The intricate details within its music and dance make it a vivid tapestry of Spain’s diverse heritage.

Forms and Styles

Flamenco is marked by deep emotions and a variety of palos or styles.

These range from the profound cante jondo (deep song) to the lighter cante chico, with genres like alegrías, bulerías, and fandangos adding to its vibrancy.

Each style presents its own mood, the duende or soul of flamenco, often tied to specific regions like the soleá from Andalusia.

Flamenco Music

At the heart of flamenco music is the toque, the guitar playing which forms the spine of this art form.

The flamenco guitar is not merely an instrument but an extension of the cantaor’s (singer’s) expression, complemented by intricate fingerwork and dynamic rhythms.

Vocal styles range from the deep, soulful cante jondo to the more playful and rhythmic cante intermedio and cante chico.

Flamenco Dance

Flamenco dance, or baile, is as expressive as the music, with each movement reflecting a complex range of emotions.

Dancers use their bodies to interpret the music, from solemn siguiriya to exuberant sevillanas.

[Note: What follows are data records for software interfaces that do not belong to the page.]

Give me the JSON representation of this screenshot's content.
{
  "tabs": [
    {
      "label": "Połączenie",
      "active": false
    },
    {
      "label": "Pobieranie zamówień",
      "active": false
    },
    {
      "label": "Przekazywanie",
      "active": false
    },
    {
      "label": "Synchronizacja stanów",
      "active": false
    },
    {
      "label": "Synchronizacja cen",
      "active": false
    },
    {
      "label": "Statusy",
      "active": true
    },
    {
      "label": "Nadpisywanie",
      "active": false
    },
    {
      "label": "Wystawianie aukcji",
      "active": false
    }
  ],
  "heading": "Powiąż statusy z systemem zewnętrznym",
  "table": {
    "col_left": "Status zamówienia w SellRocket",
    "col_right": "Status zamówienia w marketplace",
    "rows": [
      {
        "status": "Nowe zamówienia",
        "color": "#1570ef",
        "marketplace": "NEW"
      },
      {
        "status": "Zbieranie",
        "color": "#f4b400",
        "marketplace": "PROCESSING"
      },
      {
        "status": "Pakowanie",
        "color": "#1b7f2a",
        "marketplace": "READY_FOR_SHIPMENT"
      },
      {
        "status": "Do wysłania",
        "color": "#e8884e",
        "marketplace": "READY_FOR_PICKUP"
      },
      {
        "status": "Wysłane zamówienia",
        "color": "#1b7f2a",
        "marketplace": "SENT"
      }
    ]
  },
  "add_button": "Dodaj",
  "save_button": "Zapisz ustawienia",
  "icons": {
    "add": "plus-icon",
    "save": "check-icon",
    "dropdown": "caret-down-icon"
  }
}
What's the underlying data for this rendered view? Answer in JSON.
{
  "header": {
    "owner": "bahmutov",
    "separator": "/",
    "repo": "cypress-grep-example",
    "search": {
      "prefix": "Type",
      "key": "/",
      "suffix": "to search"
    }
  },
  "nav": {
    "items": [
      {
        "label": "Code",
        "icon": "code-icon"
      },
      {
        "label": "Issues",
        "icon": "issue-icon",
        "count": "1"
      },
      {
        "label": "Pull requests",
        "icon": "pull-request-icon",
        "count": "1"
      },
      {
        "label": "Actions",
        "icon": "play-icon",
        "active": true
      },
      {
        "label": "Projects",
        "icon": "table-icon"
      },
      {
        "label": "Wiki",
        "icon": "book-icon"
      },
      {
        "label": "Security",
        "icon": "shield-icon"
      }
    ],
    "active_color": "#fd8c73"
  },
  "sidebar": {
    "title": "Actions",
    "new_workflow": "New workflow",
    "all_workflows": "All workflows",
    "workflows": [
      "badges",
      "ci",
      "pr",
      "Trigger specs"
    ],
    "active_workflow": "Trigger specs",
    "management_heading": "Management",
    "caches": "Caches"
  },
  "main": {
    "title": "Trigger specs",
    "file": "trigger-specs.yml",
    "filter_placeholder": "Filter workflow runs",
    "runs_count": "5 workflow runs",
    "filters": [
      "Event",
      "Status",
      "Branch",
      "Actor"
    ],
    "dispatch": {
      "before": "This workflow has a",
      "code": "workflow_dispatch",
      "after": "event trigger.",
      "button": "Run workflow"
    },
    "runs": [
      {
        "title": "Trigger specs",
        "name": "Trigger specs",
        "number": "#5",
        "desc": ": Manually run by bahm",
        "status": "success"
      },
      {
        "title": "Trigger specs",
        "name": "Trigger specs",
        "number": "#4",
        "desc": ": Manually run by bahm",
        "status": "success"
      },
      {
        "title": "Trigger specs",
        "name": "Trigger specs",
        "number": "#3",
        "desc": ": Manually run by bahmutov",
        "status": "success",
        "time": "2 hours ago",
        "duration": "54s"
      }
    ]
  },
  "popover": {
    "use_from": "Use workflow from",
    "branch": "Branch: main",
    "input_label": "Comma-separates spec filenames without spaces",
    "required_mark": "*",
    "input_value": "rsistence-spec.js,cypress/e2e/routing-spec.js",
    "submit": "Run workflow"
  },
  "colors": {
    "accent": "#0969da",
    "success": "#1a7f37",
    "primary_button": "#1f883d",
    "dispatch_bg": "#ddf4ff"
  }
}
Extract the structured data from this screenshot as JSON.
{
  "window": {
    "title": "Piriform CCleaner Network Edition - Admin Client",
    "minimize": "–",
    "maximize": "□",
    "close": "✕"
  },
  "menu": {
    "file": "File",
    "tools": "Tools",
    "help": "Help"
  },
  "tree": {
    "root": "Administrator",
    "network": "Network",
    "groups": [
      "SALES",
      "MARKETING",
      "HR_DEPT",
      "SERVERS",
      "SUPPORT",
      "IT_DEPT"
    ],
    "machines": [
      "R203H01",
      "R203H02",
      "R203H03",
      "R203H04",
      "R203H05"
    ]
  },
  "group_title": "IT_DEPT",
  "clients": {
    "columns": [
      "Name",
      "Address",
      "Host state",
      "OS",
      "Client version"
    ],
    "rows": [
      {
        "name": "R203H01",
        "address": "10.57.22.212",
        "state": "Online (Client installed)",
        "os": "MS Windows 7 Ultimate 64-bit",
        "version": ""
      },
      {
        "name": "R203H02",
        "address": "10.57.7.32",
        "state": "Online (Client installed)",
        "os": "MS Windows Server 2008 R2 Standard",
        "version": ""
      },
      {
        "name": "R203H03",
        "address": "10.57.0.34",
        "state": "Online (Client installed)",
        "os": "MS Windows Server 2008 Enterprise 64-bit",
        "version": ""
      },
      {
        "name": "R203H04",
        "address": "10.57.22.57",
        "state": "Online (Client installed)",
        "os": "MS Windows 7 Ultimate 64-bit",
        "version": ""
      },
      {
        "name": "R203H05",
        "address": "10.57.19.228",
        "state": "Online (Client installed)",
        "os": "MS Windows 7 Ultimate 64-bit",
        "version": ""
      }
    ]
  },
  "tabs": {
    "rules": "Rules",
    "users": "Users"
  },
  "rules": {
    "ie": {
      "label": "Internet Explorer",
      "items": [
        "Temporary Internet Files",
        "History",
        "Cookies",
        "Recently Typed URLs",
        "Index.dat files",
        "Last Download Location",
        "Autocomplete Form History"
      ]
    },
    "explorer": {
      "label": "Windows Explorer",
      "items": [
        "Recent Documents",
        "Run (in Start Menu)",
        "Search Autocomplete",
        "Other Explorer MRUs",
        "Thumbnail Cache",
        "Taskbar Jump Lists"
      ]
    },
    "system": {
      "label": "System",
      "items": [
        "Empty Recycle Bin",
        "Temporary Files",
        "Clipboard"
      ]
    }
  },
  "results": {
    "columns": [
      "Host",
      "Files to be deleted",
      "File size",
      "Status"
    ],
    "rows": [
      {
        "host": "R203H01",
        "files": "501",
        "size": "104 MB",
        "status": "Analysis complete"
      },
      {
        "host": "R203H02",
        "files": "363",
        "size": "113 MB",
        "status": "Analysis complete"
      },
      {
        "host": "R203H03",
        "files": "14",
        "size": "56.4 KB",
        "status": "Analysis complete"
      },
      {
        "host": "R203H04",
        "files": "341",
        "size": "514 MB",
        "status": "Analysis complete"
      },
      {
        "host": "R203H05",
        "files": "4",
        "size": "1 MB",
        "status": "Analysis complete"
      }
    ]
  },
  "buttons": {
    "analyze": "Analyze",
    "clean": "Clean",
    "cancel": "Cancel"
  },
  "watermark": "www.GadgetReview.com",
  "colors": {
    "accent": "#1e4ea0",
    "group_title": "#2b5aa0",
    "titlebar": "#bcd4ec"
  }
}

The use of props like castanets, coupled with the melodic jingle of traditional flamenco dresses, adds layers to the performance.

It’s a spectacle where the bailaor (dancer) might present a narrative of struggle, passion, and celebration through their dance, supported by palmas (hand clapping) and jaleo (shouts of encouragement), making the flamenco dance an enthralling experience.

Cultural Impact and Modern Expressions

Vibrant colors and dynamic movements capture the essence of flamenco, blending tradition with contemporary flair

Flamenco’s rich historical tapestry and its fusion with modern influences highlight its enduring appeal across generations and borders.

Dynamic artists have propelled it from the streets of Andalusia to global stages, where it continues to evolve.

Famous Personalities

Flamenco has been graced by numerous influential figures who have left an indelible mark on the art form.

Poets like Federico García Lorca championed flamenco through their reverence of Gypsy culture, while composers such as Manuel de Falla collaborated with flamenco artists, enhancing its complexity and reach.

Flamenco legends like Enrique Morente and Joaquín Cortés not only mastered traditional styles but also infused them with contemporary sounds, showcasing the versatility of flamenco.

Flamenco’s Global Journey

From intimate venues in Sevilla to large concert halls in Europe and beyond, flamenco has undergone a spirited expansion.

The art form has resonated with audiences worldwide, much like the traditional blues captured hearts in America.

This global journey has transformed flamenco from a regional folklore to a celebrated international phenomenon, recognized for its powerful expressions of duende, or profound emotion.

Contemporary Scene

In modern times, flamenco schools have flourished across cities like Murcia and Granada, preserving the tradition while nurturing innovation.

Today’s artists often combine guitar music with elements like jazz or even electronic beats, bringing an eclectic sound to flamenco.

With its passionate dance and intricate musical style, flamenco continues to captivate and evolve, driven by the profound song, or cante jondo, and the rhythmic heartbeat of the wooden castanets and guitars.

Discover the flamenco’s essence and its symbiotic relationship with tourism.

Explore passion and politics’ role in shaping flamenco’s narrative and delve into the intersection of flamenco music and national identity in Spain.

Understand how Andalusian, gypsy, and class identity influences the contemporary flamenco scene.